BEGIN

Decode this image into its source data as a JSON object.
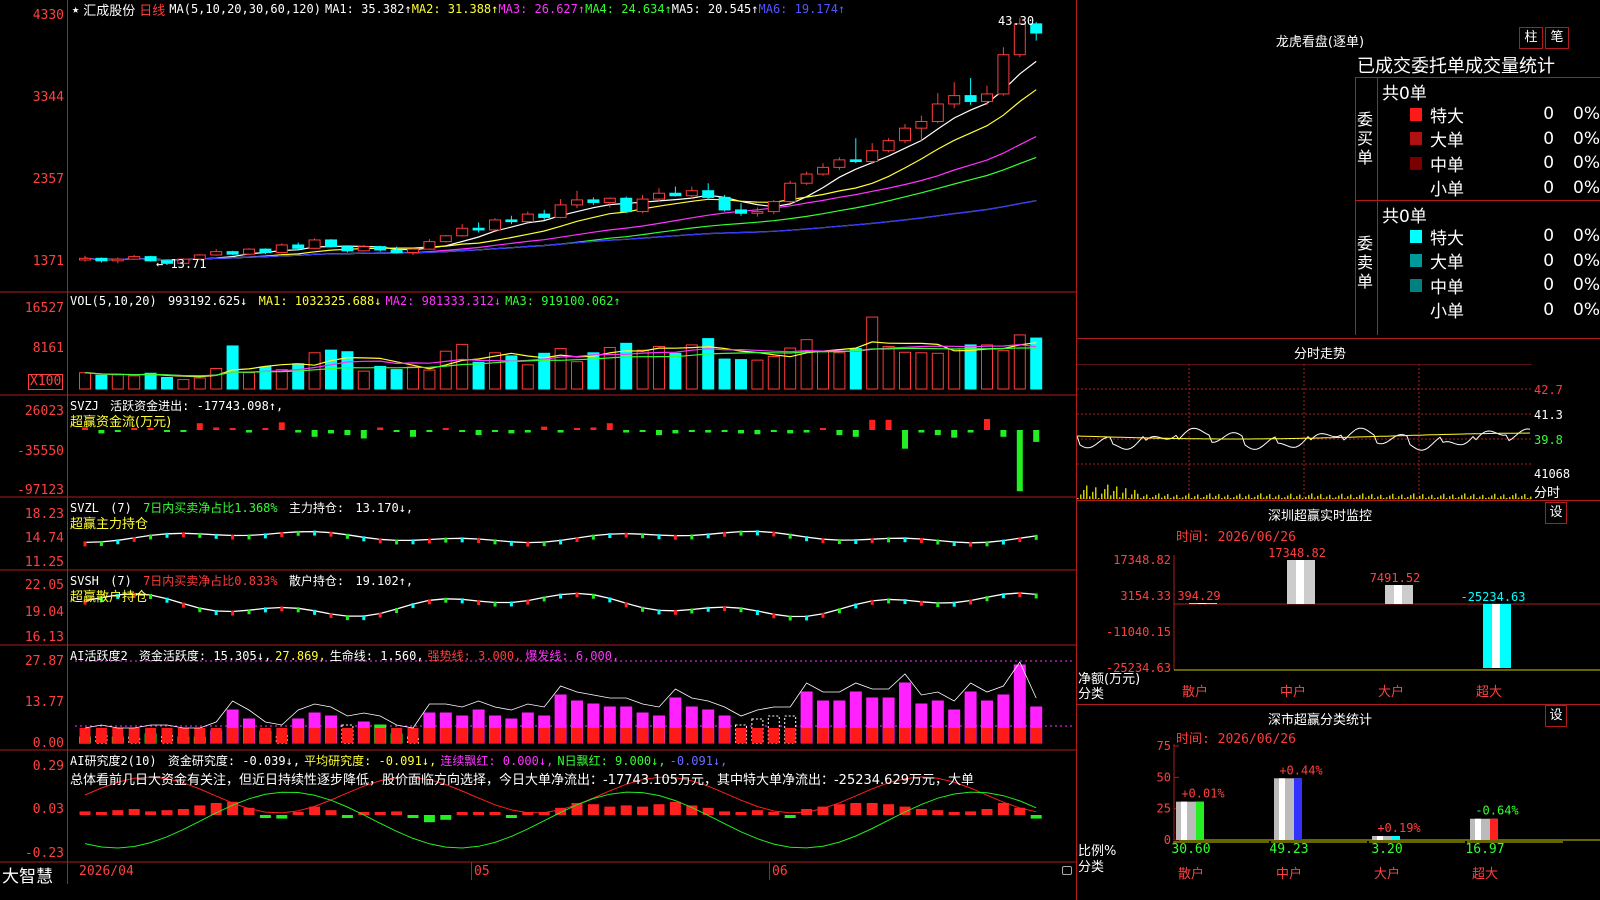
{
  "header": {
    "star_icon": "★",
    "stock_name": "汇成股份",
    "period": "日线",
    "ma_label": "MA(5,10,20,30,60,120)",
    "ma_values": [
      {
        "label": "MA1:",
        "value": "35.382↑",
        "color": "#ffffff"
      },
      {
        "label": "MA2:",
        "value": "31.388↑",
        "color": "#ffff33"
      },
      {
        "label": "MA3:",
        "value": "26.627↑",
        "color": "#ff33ff"
      },
      {
        "label": "MA4:",
        "value": "24.634↑",
        "color": "#33ff33"
      },
      {
        "label": "MA5:",
        "value": "20.545↑",
        "color": "#ffffff"
      },
      {
        "label": "MA6:",
        "value": "19.174↑",
        "color": "#5555ff"
      }
    ]
  },
  "price_panel": {
    "axis": [
      "4330",
      "3344",
      "2357",
      "1371"
    ],
    "high_label": "43.30",
    "low_label": "13.71",
    "ohlc": [
      [
        14.3,
        14.8,
        14.1,
        14.5
      ],
      [
        14.5,
        14.6,
        14.0,
        14.2
      ],
      [
        14.2,
        14.6,
        13.9,
        14.4
      ],
      [
        14.4,
        14.9,
        14.3,
        14.7
      ],
      [
        14.7,
        14.8,
        14.1,
        14.2
      ],
      [
        14.2,
        14.3,
        13.7,
        13.9
      ],
      [
        13.9,
        14.5,
        13.8,
        14.4
      ],
      [
        14.4,
        15.0,
        14.3,
        14.9
      ],
      [
        14.9,
        15.6,
        14.8,
        15.3
      ],
      [
        15.3,
        15.4,
        14.9,
        15.0
      ],
      [
        15.0,
        15.7,
        14.9,
        15.6
      ],
      [
        15.6,
        15.7,
        15.0,
        15.2
      ],
      [
        15.2,
        16.3,
        15.1,
        16.1
      ],
      [
        16.1,
        16.4,
        15.6,
        15.7
      ],
      [
        15.7,
        16.9,
        15.6,
        16.7
      ],
      [
        16.7,
        16.8,
        15.8,
        15.9
      ],
      [
        15.9,
        16.0,
        15.2,
        15.4
      ],
      [
        15.4,
        16.1,
        15.3,
        15.9
      ],
      [
        15.9,
        16.0,
        15.3,
        15.5
      ],
      [
        15.5,
        15.9,
        15.1,
        15.2
      ],
      [
        15.2,
        15.7,
        14.9,
        15.6
      ],
      [
        15.6,
        16.8,
        15.5,
        16.5
      ],
      [
        16.5,
        17.3,
        16.4,
        17.2
      ],
      [
        17.2,
        18.6,
        17.1,
        18.1
      ],
      [
        18.1,
        18.8,
        17.6,
        17.9
      ],
      [
        17.9,
        19.3,
        17.8,
        19.1
      ],
      [
        19.1,
        19.6,
        18.6,
        18.9
      ],
      [
        18.9,
        20.1,
        18.8,
        19.8
      ],
      [
        19.8,
        20.3,
        19.1,
        19.4
      ],
      [
        19.4,
        21.6,
        19.3,
        20.9
      ],
      [
        20.9,
        22.6,
        20.5,
        21.5
      ],
      [
        21.5,
        21.8,
        20.9,
        21.2
      ],
      [
        21.2,
        21.8,
        20.6,
        21.7
      ],
      [
        21.7,
        21.9,
        19.9,
        20.1
      ],
      [
        20.1,
        22.1,
        19.9,
        21.6
      ],
      [
        21.6,
        22.9,
        21.3,
        22.3
      ],
      [
        22.3,
        23.1,
        21.9,
        22.0
      ],
      [
        22.0,
        23.1,
        21.6,
        22.6
      ],
      [
        22.6,
        23.5,
        21.5,
        21.8
      ],
      [
        21.8,
        22.1,
        20.1,
        20.3
      ],
      [
        20.3,
        21.1,
        19.6,
        19.9
      ],
      [
        19.9,
        20.6,
        19.5,
        20.1
      ],
      [
        20.1,
        21.5,
        19.8,
        21.3
      ],
      [
        21.3,
        23.8,
        21.1,
        23.5
      ],
      [
        23.5,
        24.9,
        23.3,
        24.6
      ],
      [
        24.6,
        25.9,
        24.4,
        25.4
      ],
      [
        25.4,
        26.6,
        25.1,
        26.3
      ],
      [
        26.3,
        28.9,
        25.9,
        26.1
      ],
      [
        26.1,
        28.3,
        25.8,
        27.4
      ],
      [
        27.4,
        28.9,
        27.2,
        28.6
      ],
      [
        28.6,
        30.6,
        28.3,
        30.1
      ],
      [
        30.1,
        31.6,
        28.6,
        30.9
      ],
      [
        30.9,
        34.3,
        30.7,
        33.0
      ],
      [
        33.0,
        35.6,
        32.5,
        34.0
      ],
      [
        34.0,
        36.1,
        32.9,
        33.3
      ],
      [
        33.3,
        35.2,
        32.9,
        34.2
      ],
      [
        34.2,
        39.8,
        34.0,
        38.9
      ],
      [
        38.9,
        43.3,
        38.6,
        42.6
      ],
      [
        42.6,
        42.8,
        40.6,
        41.5
      ]
    ]
  },
  "vol_panel": {
    "axis": [
      "16527",
      "8161",
      "X100"
    ],
    "label": "VOL(5,10,20)",
    "value": "993192.625↓",
    "ma": [
      {
        "label": "MA1:",
        "value": "1032325.688↓",
        "color": "#ffff33"
      },
      {
        "label": "MA2:",
        "value": "981333.312↓",
        "color": "#ff33ff"
      },
      {
        "label": "MA3:",
        "value": "919100.062↑",
        "color": "#33ff33"
      }
    ],
    "values": [
      3.1,
      2.6,
      2.7,
      2.5,
      3.0,
      2.2,
      1.8,
      2.1,
      3.9,
      8.2,
      3.1,
      4.2,
      3.7,
      4.8,
      6.9,
      7.4,
      7.1,
      3.4,
      4.3,
      3.7,
      4.2,
      3.6,
      7.2,
      8.5,
      5.1,
      6.9,
      6.3,
      4.6,
      6.8,
      7.7,
      5.2,
      6.9,
      7.9,
      8.7,
      7.4,
      8.1,
      6.8,
      8.4,
      9.6,
      5.7,
      5.6,
      5.5,
      6.2,
      7.8,
      9.4,
      7.2,
      6.9,
      7.7,
      13.7,
      8.1,
      7.0,
      6.9,
      6.8,
      7.6,
      8.4,
      8.4,
      7.3,
      10.3,
      9.7
    ]
  },
  "svzj": {
    "axis": [
      "26023",
      "-35550",
      "-97123"
    ],
    "label": "SVZJ",
    "desc": "活跃资金进出: -17743.098↑,",
    "sub": "超赢资金流(万元)",
    "values": [
      3,
      -4,
      -2,
      0,
      2,
      -1,
      -1,
      8,
      3,
      0,
      -3,
      0,
      9,
      -3,
      -8,
      -4,
      -6,
      -10,
      3,
      -2,
      -8,
      -2,
      2,
      -2,
      -6,
      -1,
      -4,
      -3,
      4,
      -3,
      0,
      3,
      8,
      -3,
      -2,
      -6,
      -4,
      -2,
      -3,
      -2,
      -4,
      -5,
      -2,
      -4,
      -3,
      0,
      -6,
      -8,
      12,
      12,
      -22,
      -3,
      -6,
      -9,
      -3,
      13,
      -8,
      -72,
      -14
    ]
  },
  "svzl": {
    "axis": [
      "18.23",
      "14.74",
      "11.25"
    ],
    "label": "SVZL",
    "param": "(7)",
    "desc": "7日内买卖净占比1.368%",
    "hold_label": "主力持仓:",
    "hold_value": "13.170↓,",
    "sub": "超赢主力持仓"
  },
  "svsh": {
    "axis": [
      "22.05",
      "19.04",
      "16.13"
    ],
    "label": "SVSH",
    "param": "(7)",
    "desc": "7日内买卖净占比0.833%",
    "hold_label": "散户持仓:",
    "hold_value": "19.102↑,",
    "sub": "超赢散户持仓"
  },
  "ai_active": {
    "axis": [
      "27.87",
      "13.77",
      "0.00"
    ],
    "label": "AI活跃度2",
    "items": [
      {
        "label": "资金活跃度:",
        "value": "15.305↓,",
        "color": "#ffffff"
      },
      {
        "label": "",
        "value": "27.869,",
        "color": "#ffff33"
      },
      {
        "label": "生命线:",
        "value": "1.560,",
        "color": "#ffffff"
      },
      {
        "label": "强势线:",
        "value": "3.000,",
        "color": "#ff3b3b"
      },
      {
        "label": "爆发线:",
        "value": "6.000,",
        "color": "#ff33ff"
      }
    ],
    "values": [
      2,
      3,
      2,
      2,
      3,
      3,
      2,
      2,
      4,
      11,
      8,
      4,
      3,
      8,
      10,
      9,
      6,
      7,
      6,
      3,
      2,
      10,
      10,
      9,
      11,
      9,
      8,
      10,
      9,
      16,
      14,
      13,
      12,
      12,
      10,
      9,
      15,
      12,
      11,
      9,
      6,
      8,
      9,
      9,
      17,
      14,
      14,
      17,
      15,
      15,
      20,
      13,
      14,
      11,
      17,
      14,
      16,
      26,
      12
    ],
    "colors": [
      "g",
      "o",
      "g",
      "o",
      "g",
      "o",
      "g",
      "g",
      "m",
      "m",
      "m",
      "g",
      "o",
      "m",
      "m",
      "m",
      "o",
      "m",
      "g",
      "g",
      "o",
      "m",
      "m",
      "m",
      "m",
      "m",
      "m",
      "m",
      "m",
      "m",
      "m",
      "m",
      "m",
      "m",
      "m",
      "m",
      "m",
      "m",
      "m",
      "m",
      "o",
      "o",
      "o",
      "o",
      "m",
      "m",
      "m",
      "m",
      "m",
      "m",
      "m",
      "m",
      "m",
      "m",
      "m",
      "m",
      "m",
      "m",
      "m"
    ]
  },
  "ai_research": {
    "axis": [
      "0.29",
      "0.03",
      "-0.23"
    ],
    "label": "AI研究度2(10)",
    "items": [
      {
        "label": "资金研究度:",
        "value": "-0.039↓,",
        "color": "#ffffff"
      },
      {
        "label": "平均研究度:",
        "value": "-0.091↓,",
        "color": "#ffff33"
      },
      {
        "label": "连续飘红:",
        "value": "0.000↓,",
        "color": "#ff33ff"
      },
      {
        "label": "N日飘红:",
        "value": "9.000↓,",
        "color": "#33ff33"
      },
      {
        "label": "",
        "value": "-0.091↓,",
        "color": "#6b6bff"
      }
    ],
    "comment": "总体看前几日大资金有关注，但近日持续性逐步降低，股价面临方向选择，今日大单净流出：-17743.105万元，其中特大单净流出：-25234.629万元，大单",
    "values": [
      0.03,
      0.02,
      0.04,
      0.05,
      0.03,
      0.04,
      0.05,
      0.08,
      0.1,
      0.11,
      0.06,
      -0.01,
      -0.03,
      0.01,
      0.07,
      0.04,
      -0.01,
      0.02,
      0.01,
      0.03,
      -0.02,
      -0.06,
      -0.04,
      0.0,
      0.02,
      0.0,
      -0.01,
      0.01,
      0.02,
      0.06,
      0.1,
      0.09,
      0.07,
      0.08,
      0.07,
      0.09,
      0.11,
      0.08,
      0.06,
      0.03,
      0.02,
      0.04,
      0.02,
      -0.02,
      0.05,
      0.07,
      0.09,
      0.1,
      0.1,
      0.09,
      0.07,
      0.05,
      0.04,
      0.02,
      0.03,
      0.05,
      0.1,
      0.06,
      -0.03
    ]
  },
  "date_axis": [
    "2026/04",
    "05",
    "06"
  ],
  "brand": "大智慧",
  "lhb": {
    "title": "龙虎看盘(逐单)",
    "btn_bar": "柱",
    "btn_pen": "笔",
    "tabs": "已成交委托单成交量统计",
    "buy": {
      "side": "委买单",
      "total": "共0单",
      "rows": [
        {
          "name": "特大",
          "value": "0",
          "pct": "0%",
          "color": "#ff1a1a"
        },
        {
          "name": "大单",
          "value": "0",
          "pct": "0%",
          "color": "#b01010"
        },
        {
          "name": "中单",
          "value": "0",
          "pct": "0%",
          "color": "#7a0000"
        },
        {
          "name": "小单",
          "value": "0",
          "pct": "0%",
          "color": "#000000"
        }
      ]
    },
    "sell": {
      "side": "委卖单",
      "total": "共0单",
      "rows": [
        {
          "name": "特大",
          "value": "0",
          "pct": "0%",
          "color": "#00ffff"
        },
        {
          "name": "大单",
          "value": "0",
          "pct": "0%",
          "color": "#009999"
        },
        {
          "name": "中单",
          "value": "0",
          "pct": "0%",
          "color": "#008080"
        },
        {
          "name": "小单",
          "value": "0",
          "pct": "0%",
          "color": "#000000"
        }
      ]
    }
  },
  "intraday": {
    "title": "分时走势",
    "axis": [
      "42.7",
      "41.3",
      "39.8",
      "41068"
    ],
    "time_label": "分时"
  },
  "monitor": {
    "title": "深圳超赢实时监控",
    "btn": "设",
    "time": "时间: 2026/06/26",
    "axis": [
      "17348.82",
      "3154.33",
      "-11040.15",
      "-25234.63"
    ],
    "ylabel": "净额(万元)",
    "xlabel": "分类",
    "categories": [
      "散户",
      "中户",
      "大户",
      "超大"
    ],
    "values": [
      394.29,
      17348.82,
      7491.52,
      -25234.63
    ],
    "value_labels": [
      "394.29",
      "17348.82",
      "7491.52",
      "-25234.63"
    ]
  },
  "classify": {
    "title": "深市超赢分类统计",
    "btn": "设",
    "time": "时间: 2026/06/26",
    "axis": [
      "75",
      "50",
      "25",
      "0"
    ],
    "ylabel": "比例%",
    "xlabel": "分类",
    "categories": [
      "散户",
      "中户",
      "大户",
      "超大"
    ],
    "values": [
      30.6,
      49.23,
      3.2,
      16.97
    ],
    "value_labels": [
      "30.60",
      "49.23",
      "3.20",
      "16.97"
    ],
    "changes": [
      "+0.01%",
      "+0.44%",
      "+0.19%",
      "-0.64%"
    ]
  }
}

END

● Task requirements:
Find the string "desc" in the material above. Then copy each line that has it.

● Response to the exercise:
    "desc": "活跃资金进出: -17743.098↑,",
    "desc": "7日内买卖净占比1.368%",
    "desc": "7日内买卖净占比0.833%",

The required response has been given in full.